TASK PROMPT
All of the data must be output exactly, with every picture left out.
________________________
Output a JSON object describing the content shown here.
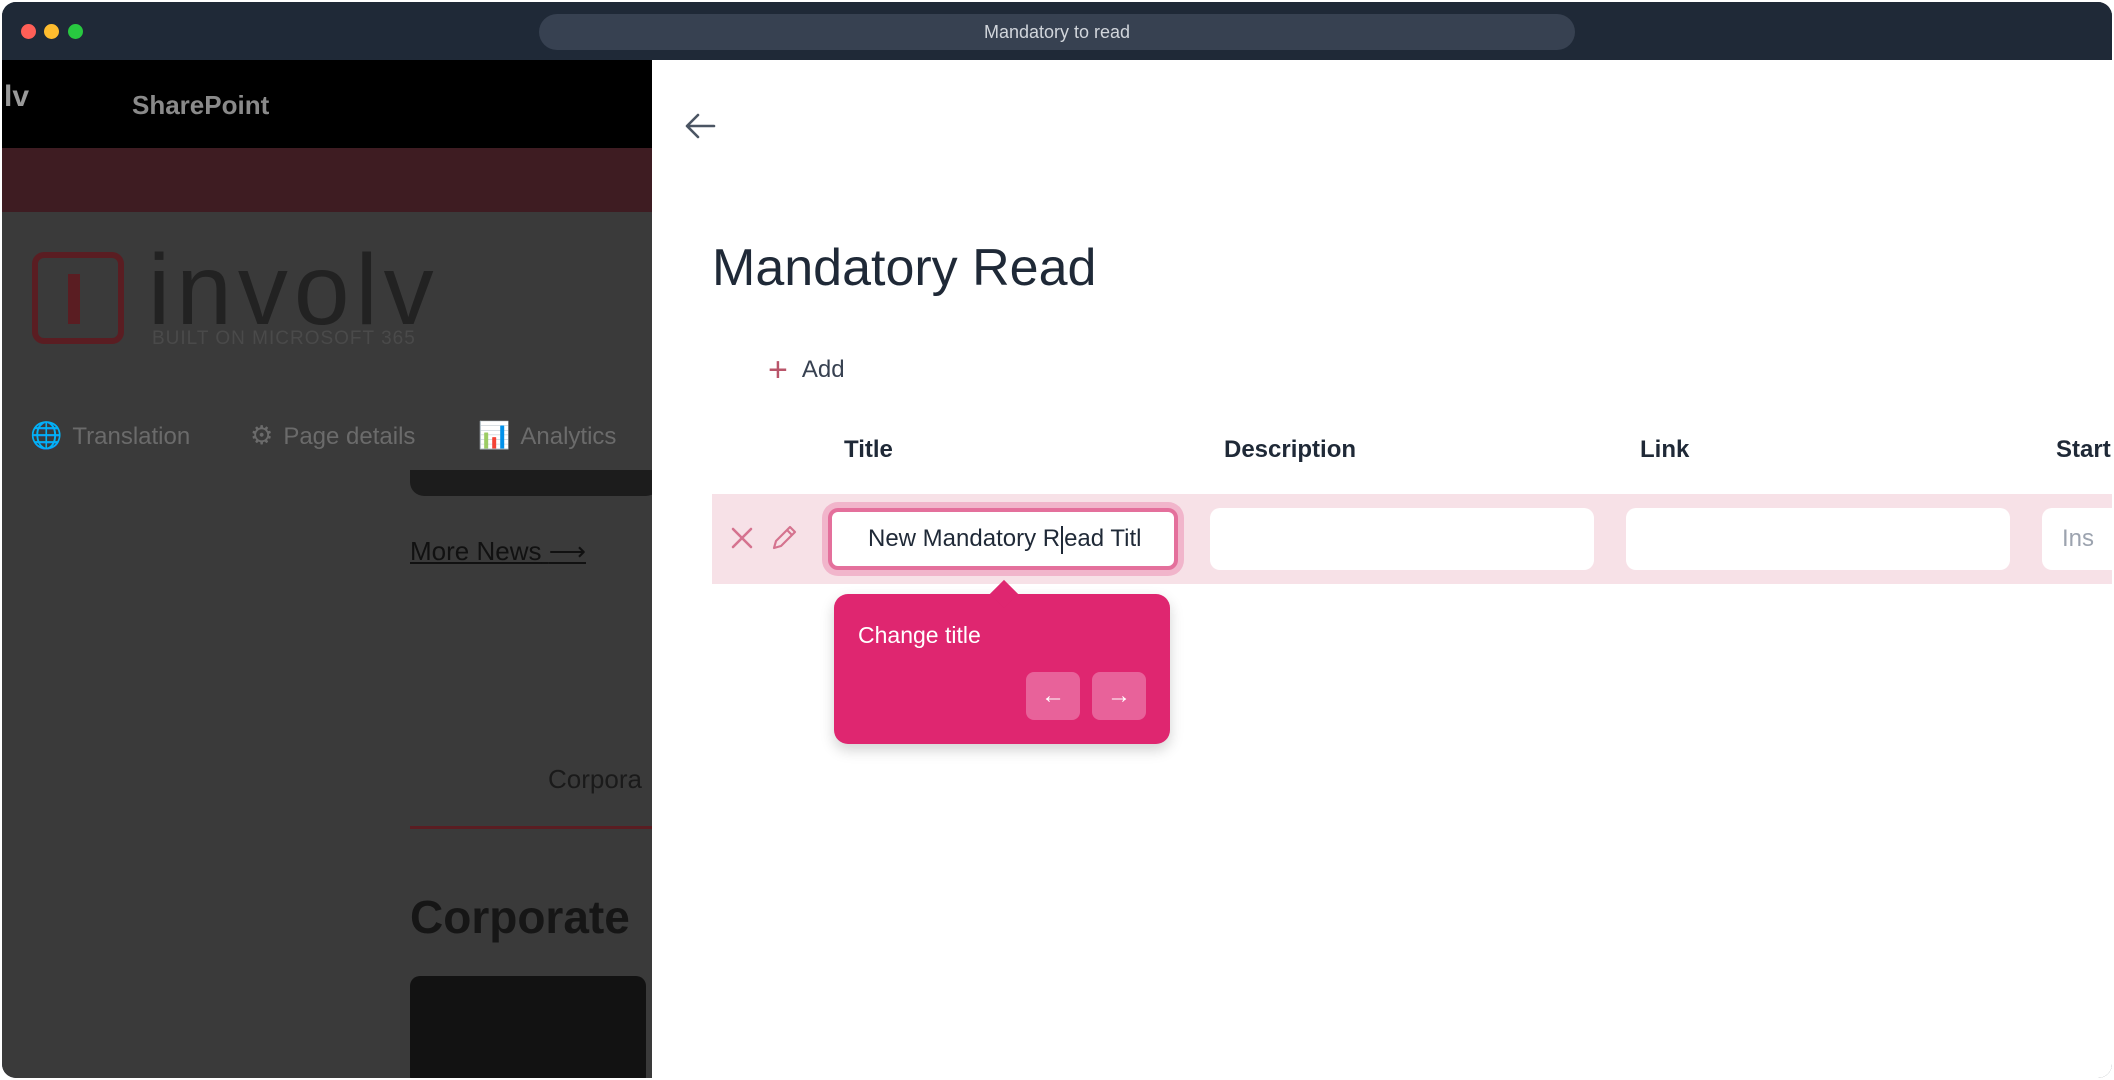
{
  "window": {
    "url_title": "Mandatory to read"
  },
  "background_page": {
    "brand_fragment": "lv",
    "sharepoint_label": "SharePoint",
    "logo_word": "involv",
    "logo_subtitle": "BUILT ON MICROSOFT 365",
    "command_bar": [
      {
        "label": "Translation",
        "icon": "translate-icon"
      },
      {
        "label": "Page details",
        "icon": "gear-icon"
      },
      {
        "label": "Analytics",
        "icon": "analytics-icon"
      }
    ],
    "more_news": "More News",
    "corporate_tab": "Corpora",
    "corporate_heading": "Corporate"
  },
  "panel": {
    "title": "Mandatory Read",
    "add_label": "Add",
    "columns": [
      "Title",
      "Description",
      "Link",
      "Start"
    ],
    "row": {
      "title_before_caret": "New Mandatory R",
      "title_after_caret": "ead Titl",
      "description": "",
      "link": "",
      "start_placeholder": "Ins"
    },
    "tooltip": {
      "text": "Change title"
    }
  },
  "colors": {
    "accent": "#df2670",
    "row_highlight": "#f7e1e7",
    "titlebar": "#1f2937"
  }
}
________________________
SOLVED EXERCISE
Output a JSON object describing the content shown here.
{
  "window": {
    "url_title": "Mandatory to read"
  },
  "background_page": {
    "brand_fragment": "lv",
    "sharepoint_label": "SharePoint",
    "logo_word": "involv",
    "logo_subtitle": "BUILT ON MICROSOFT 365",
    "command_bar": [
      {
        "label": "Translation",
        "icon": "translate-icon"
      },
      {
        "label": "Page details",
        "icon": "gear-icon"
      },
      {
        "label": "Analytics",
        "icon": "analytics-icon"
      }
    ],
    "more_news": "More News",
    "corporate_tab": "Corpora",
    "corporate_heading": "Corporate"
  },
  "panel": {
    "title": "Mandatory Read",
    "add_label": "Add",
    "columns": [
      "Title",
      "Description",
      "Link",
      "Start"
    ],
    "row": {
      "title_before_caret": "New Mandatory R",
      "title_after_caret": "ead Titl",
      "description": "",
      "link": "",
      "start_placeholder": "Ins"
    },
    "tooltip": {
      "text": "Change title"
    }
  },
  "colors": {
    "accent": "#df2670",
    "row_highlight": "#f7e1e7",
    "titlebar": "#1f2937"
  }
}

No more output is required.